Cardiac diseases remain a major cause of ill health and death in our society despite advancement in current clinical therapies. Due to the aging population and epidemic situation of obesity, the increase in incidence of heart diseases spurs forth the market for therapeutic systems that are computationally based and dedicated to the treatment of cardiovascular diseases. The shift in computing and flow visualisation technology for cardiac diagnosis is reported. As such, there will be an increasing demand for Computational Hemodynamic analysis technique to facilitate the prognosis and diagnosis of a failing heart. Hemodynamics parameters have the potential utility for clinical study of cardiac patients. The framework can be used to diagnose pre- and post- surgical treatments. In particular, fluid mechanically flow quantification can be adequately documented from simulated cardiovascular flow for diagnosis of the heart, cardiac flow analysis and medical imaging provides an alternative approach to characterize cardiac abnormalities. Future research will look at combining numerical simulations and various medical imaging devices or therapies, and building a more concise report on physiological abnormalities. Computational Hemodynamics (CHD) is the computer simulation of blood flow in the cardiovascular system. The motion of blood flow can be modelled by using Computational Fluid Dynamics (CFD) and interaction with blood vessel structure can be studied by combination with the use of Finite Element Method (FEM). This is becoming an emerging research field that may lead to a renaissance of computer modelling techniques for many biomedical engineering applications. The biomedical engineering industry comprises the health, pharmaceutical, and medical research fields, whereby interest is increasing in the use of CHD modelling for cardiac flow analysis, effectiveness of stents, and discovery of new phenomena related to physiological flows.

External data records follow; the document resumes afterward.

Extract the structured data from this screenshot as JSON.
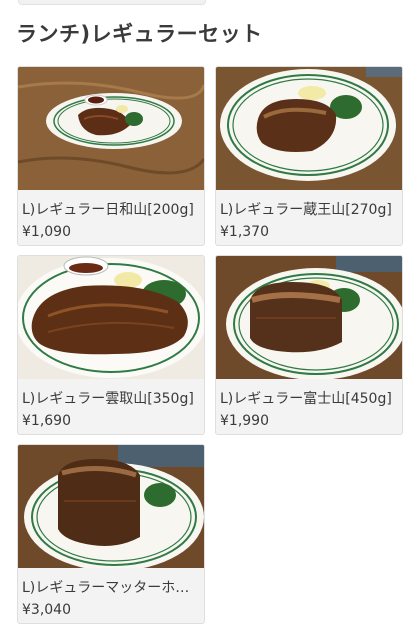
{
  "section": {
    "title": "ランチ)レギュラーセット"
  },
  "items": [
    {
      "name": "L)レギュラー日和山[200g]",
      "price": "¥1,090",
      "image": "steak-small-plate-photo"
    },
    {
      "name": "L)レギュラー蔵王山[270g]",
      "price": "¥1,370",
      "image": "steak-plate-photo"
    },
    {
      "name": "L)レギュラー雲取山[350g]",
      "price": "¥1,690",
      "image": "steak-large-plate-photo"
    },
    {
      "name": "L)レギュラー富士山[450g]",
      "price": "¥1,990",
      "image": "steak-thick-plate-photo"
    },
    {
      "name": "L)レギュラーマッターホ…",
      "price": "¥3,040",
      "image": "steak-tall-plate-photo"
    }
  ]
}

Prof. Kelvin Kian Loong WONG
Western Sydney University
University of Adelaide

Date & Time

27 Apr 2018 (Friday) 16:00 - 17:00


E11-4045 (University of Macau)

Organized by

Department of Computer and Information Science


Kelvin Kian Loong Wong was born in Singapore in 1976. Dr Kelvin Wong has more than 10 years of medical imaging, computational hemodynamics and simulation modelling experience. He obtained a BEng (Hons, 2001) in Mechanical and Production Engineering from Nanyang Technological University, a MAIT (2003) in Applied Information Technology from The University of Sydney, followed by a PhD in Electrical and Electronic Engineering (2009) from The University of Adelaide. From 2006 to 2009, he was doing research work on medical imaging and cardiac flow analysis. Since 2009 to now, he was involved in computational fluid and solid dynamics. In 2013, he began working on discrete element method with applications in nuclear reactor design, first at Tsinghua University, and later in biological systems at The University of Western Australia. Dr Wong was the originator of the spatial game moment concept, in which multi-objective multi-constraint combinatorial optimisation problems can be treated as decision-making problems in the game theoretical sense, and solved with high efficiency. In addition, he is the first author of the book "Methods in Research and Development of Biomedical Devices", and a co-author of a second book "Computational Hemodynamics – Theory, Modelling and Applications". He has served as associate editors and as guest editors for journals in the area of biomedical engineering and science. Dr Kelvin Wong is currently a medical research lecturer at the School of Medicine, Western Sydney University. He is also Adjunct Professor at University of Adelaide. His publications now span a diverse range of topics in the medical science and engineering field. Dr Wong’s research is supported by the Natural Science Foundation of China and many other grants.